◆ Required work:
What lines of the material below hold the string "JSON"? Copy them out.

◆ Material to process:
==========

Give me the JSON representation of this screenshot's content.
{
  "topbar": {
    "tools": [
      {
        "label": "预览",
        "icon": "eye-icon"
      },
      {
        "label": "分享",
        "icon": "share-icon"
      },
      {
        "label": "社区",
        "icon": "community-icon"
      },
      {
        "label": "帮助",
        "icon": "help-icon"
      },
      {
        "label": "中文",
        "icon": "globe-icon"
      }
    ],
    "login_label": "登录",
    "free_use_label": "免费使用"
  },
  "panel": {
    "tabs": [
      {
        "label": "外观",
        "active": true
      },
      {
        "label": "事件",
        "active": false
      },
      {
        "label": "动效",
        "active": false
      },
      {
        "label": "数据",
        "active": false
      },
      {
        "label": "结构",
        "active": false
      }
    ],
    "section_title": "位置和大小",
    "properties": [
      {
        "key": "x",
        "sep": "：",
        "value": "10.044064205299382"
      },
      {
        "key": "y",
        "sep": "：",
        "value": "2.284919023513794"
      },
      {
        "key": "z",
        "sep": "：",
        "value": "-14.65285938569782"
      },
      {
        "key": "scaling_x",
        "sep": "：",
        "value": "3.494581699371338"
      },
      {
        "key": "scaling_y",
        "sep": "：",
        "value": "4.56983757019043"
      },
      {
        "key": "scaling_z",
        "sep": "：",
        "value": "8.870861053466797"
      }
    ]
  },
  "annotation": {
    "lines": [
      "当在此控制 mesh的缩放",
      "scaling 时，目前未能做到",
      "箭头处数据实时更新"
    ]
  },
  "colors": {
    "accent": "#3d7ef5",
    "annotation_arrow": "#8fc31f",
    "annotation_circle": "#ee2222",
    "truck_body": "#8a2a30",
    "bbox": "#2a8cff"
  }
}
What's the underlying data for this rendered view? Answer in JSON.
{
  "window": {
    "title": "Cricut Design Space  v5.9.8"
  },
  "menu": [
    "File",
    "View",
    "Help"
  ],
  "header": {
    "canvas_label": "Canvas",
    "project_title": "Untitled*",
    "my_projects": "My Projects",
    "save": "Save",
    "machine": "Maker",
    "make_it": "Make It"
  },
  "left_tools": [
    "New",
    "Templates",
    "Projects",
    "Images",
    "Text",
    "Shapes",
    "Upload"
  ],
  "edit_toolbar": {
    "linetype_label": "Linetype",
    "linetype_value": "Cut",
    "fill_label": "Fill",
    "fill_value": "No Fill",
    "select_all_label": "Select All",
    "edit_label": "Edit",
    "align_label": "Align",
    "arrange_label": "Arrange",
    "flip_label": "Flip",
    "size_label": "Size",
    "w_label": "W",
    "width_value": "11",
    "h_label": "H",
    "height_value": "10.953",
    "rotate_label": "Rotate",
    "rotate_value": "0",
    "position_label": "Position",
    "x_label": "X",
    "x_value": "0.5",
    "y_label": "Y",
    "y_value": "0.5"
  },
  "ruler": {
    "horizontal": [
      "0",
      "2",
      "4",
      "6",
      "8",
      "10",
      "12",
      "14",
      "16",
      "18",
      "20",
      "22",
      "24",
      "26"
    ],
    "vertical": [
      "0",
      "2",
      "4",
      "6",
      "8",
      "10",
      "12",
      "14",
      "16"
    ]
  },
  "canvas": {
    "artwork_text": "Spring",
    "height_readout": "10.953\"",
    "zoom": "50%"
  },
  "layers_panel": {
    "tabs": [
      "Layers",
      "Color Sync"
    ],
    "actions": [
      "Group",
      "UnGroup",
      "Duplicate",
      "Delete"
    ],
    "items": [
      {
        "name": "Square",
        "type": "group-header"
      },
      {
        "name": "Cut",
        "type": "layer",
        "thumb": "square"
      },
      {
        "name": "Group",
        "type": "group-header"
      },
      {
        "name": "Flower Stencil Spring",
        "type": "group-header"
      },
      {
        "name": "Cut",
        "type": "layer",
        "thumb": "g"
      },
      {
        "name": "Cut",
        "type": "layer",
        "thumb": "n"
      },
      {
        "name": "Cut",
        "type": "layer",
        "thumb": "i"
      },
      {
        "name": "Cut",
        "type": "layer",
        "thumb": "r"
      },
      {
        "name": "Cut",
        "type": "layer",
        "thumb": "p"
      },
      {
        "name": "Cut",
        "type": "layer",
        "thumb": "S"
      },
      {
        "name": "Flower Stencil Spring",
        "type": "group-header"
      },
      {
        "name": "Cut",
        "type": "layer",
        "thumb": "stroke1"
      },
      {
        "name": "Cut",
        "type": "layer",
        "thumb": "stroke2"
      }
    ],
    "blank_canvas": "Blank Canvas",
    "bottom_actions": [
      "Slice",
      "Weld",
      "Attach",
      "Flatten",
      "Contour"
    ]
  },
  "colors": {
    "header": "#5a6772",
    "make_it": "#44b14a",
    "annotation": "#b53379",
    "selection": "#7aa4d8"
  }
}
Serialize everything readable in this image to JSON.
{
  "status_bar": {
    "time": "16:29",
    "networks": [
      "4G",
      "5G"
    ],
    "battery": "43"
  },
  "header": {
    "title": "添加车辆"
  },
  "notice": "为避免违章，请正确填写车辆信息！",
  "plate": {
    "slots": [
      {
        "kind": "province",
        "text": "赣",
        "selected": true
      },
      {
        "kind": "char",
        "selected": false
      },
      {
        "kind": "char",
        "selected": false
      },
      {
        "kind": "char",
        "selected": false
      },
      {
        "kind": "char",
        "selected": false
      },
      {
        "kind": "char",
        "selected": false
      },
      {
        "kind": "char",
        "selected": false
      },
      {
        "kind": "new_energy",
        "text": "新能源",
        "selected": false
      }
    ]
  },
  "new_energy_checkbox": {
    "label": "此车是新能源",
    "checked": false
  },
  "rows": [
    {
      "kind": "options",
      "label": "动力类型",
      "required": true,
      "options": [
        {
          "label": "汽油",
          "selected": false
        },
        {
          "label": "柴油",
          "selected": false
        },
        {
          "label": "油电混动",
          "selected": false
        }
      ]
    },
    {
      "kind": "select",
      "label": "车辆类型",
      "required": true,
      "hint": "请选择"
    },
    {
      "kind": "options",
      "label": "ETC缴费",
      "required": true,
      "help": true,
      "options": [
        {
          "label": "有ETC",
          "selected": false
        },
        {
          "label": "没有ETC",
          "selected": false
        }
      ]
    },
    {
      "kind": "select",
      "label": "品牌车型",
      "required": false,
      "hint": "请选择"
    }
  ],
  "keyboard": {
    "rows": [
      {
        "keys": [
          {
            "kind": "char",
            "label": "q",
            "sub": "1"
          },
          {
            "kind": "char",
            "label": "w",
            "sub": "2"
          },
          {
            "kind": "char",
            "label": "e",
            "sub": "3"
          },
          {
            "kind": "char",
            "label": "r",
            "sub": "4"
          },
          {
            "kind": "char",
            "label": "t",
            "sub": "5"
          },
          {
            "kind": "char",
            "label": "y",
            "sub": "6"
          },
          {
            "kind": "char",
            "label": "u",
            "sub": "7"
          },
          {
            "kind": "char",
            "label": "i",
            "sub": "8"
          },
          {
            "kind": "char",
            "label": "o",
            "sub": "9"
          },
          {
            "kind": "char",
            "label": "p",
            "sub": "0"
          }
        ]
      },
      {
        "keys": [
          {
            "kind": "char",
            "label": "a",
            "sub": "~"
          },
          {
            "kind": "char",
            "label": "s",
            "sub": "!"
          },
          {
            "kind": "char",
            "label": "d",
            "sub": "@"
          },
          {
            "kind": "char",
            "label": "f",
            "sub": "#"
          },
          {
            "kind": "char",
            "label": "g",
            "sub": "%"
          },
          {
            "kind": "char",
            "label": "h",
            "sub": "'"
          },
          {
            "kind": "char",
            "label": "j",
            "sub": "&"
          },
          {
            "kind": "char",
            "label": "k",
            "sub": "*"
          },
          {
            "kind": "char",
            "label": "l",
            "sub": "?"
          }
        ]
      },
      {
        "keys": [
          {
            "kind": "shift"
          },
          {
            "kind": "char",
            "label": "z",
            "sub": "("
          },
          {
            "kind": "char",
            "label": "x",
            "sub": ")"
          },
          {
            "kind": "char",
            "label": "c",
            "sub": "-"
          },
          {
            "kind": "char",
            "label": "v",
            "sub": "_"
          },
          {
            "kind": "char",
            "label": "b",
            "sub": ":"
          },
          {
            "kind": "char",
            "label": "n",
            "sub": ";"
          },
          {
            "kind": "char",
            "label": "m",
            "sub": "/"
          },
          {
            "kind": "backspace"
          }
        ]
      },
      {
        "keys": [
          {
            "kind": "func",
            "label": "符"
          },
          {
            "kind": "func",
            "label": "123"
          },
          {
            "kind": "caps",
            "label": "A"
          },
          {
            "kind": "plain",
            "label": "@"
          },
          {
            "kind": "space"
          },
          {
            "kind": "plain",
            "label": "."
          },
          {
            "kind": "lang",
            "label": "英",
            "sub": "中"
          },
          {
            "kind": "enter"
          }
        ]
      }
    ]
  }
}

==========

◆ Exercise result:
Give me the JSON representation of this screenshot's content.
What's the underlying data for this rendered view? Answer in JSON.
Serialize everything readable in this image to JSON.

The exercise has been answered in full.